• _Exercise_: Every line of the records below that has the word "image" should be copied.

• _Material for this exercise_:
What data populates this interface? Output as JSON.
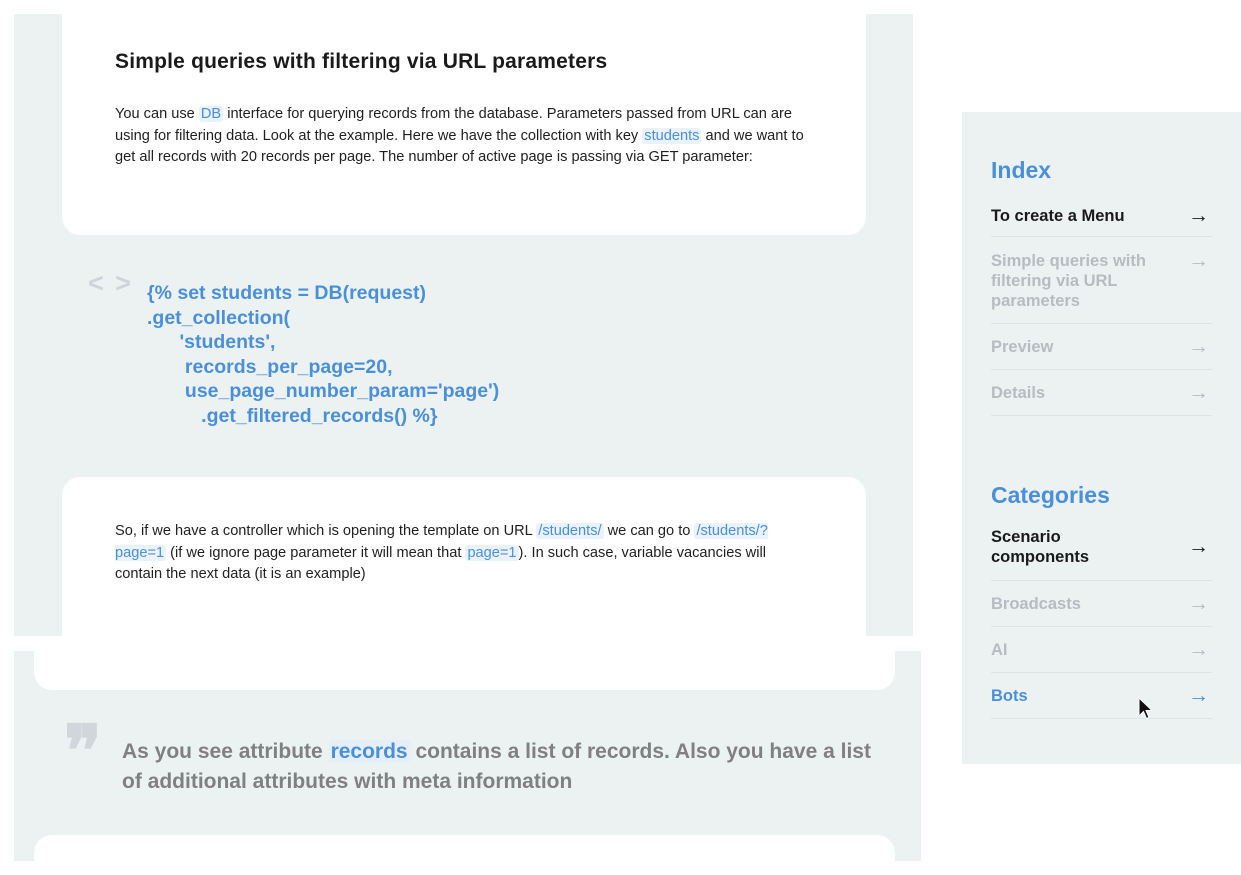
{
  "article": {
    "section_title": "Simple queries with filtering via URL parameters",
    "para1": {
      "t1": "You can use ",
      "hl1": "DB",
      "t2": " interface for querying records from the database. Parameters passed from URL can are using for filtering data. Look at the example. Here we have the collection with key ",
      "hl2": "students",
      "t3": " and we want to get all records with 20 records per page. The number of active page is passing via GET parameter:"
    },
    "code_icon": "< >",
    "code_lines": [
      "{% set students = DB(request)",
      ".get_collection(",
      "      'students',",
      "       records_per_page=20,",
      "       use_page_number_param='page')",
      "          .get_filtered_records() %}"
    ],
    "para2": {
      "t1": "So, if we have a controller which is opening the template on URL ",
      "hl1": "/students/",
      "t2": " we can go to ",
      "hl2": "/students/?page=1",
      "t3": " (if we ignore page parameter it will mean that ",
      "hl3": "page=1",
      "t4": "). In such case, variable vacancies will contain the next data (it is an example)"
    },
    "quote": {
      "t1": "As you see attribute ",
      "hl": "records",
      "t2": " contains a list of records. Also you have a list of additional attributes with meta information"
    }
  },
  "sidebar": {
    "index_title": "Index",
    "index_items": [
      {
        "label": "To create a Menu",
        "arrow": "→"
      },
      {
        "label": "Simple queries with filtering via URL parameters",
        "arrow": "→"
      },
      {
        "label": "Preview",
        "arrow": "→"
      },
      {
        "label": "Details",
        "arrow": "→"
      }
    ],
    "categories_title": "Categories",
    "category_items": [
      {
        "label": "Scenario components",
        "arrow": "→"
      },
      {
        "label": "Broadcasts",
        "arrow": "→"
      },
      {
        "label": "AI",
        "arrow": "→"
      },
      {
        "label": "Bots",
        "arrow": "→"
      }
    ]
  },
  "colors": {
    "accent": "#4a90d9",
    "panel": "#ecf1f2",
    "muted": "#b7bcc1"
  }
}
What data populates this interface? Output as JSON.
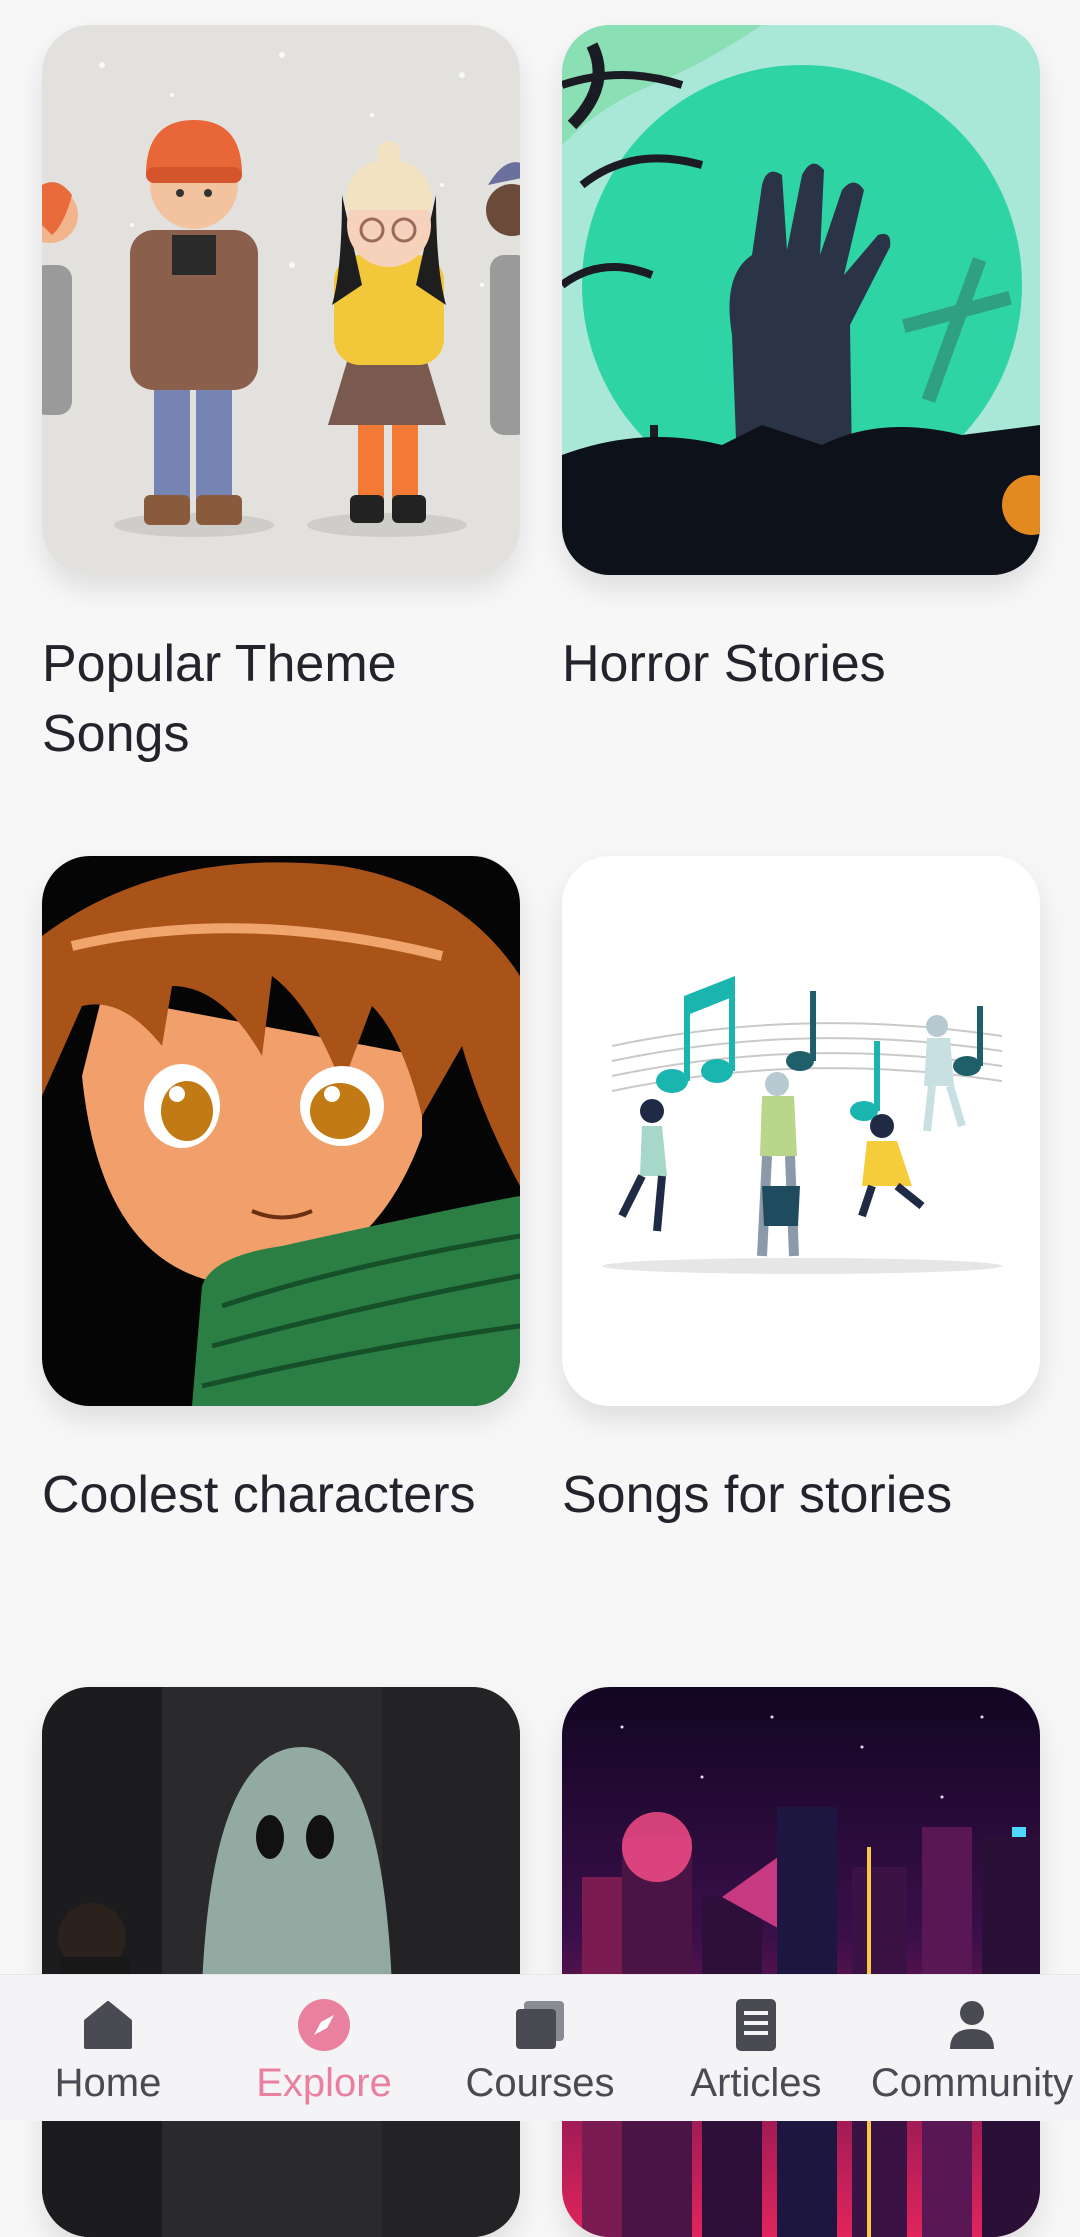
{
  "cards": [
    {
      "title": "Popular Theme Songs",
      "image": "winter-friends-illustration"
    },
    {
      "title": "Horror Stories",
      "image": "zombie-hand-graveyard-illustration"
    },
    {
      "title": "Coolest characters",
      "image": "anime-boy-illustration"
    },
    {
      "title": "Songs for stories",
      "image": "people-dancing-music-notes-illustration"
    },
    {
      "title": "",
      "image": "ghost-illustration"
    },
    {
      "title": "",
      "image": "neon-city-skyline-illustration"
    }
  ],
  "nav": {
    "home": {
      "label": "Home",
      "icon": "home-icon"
    },
    "explore": {
      "label": "Explore",
      "icon": "compass-icon",
      "active": true
    },
    "courses": {
      "label": "Courses",
      "icon": "stack-icon"
    },
    "articles": {
      "label": "Articles",
      "icon": "document-icon"
    },
    "community": {
      "label": "Community",
      "icon": "person-icon"
    }
  },
  "colors": {
    "accent": "#e8809e",
    "text": "#23232b",
    "background": "#f7f7f8"
  }
}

• _Answer section_:
      "image": "winter-friends-illustration"
      "image": "zombie-hand-graveyard-illustration"
      "image": "anime-boy-illustration"
      "image": "people-dancing-music-notes-illustration"
      "image": "ghost-illustration"
      "image": "neon-city-skyline-illustration"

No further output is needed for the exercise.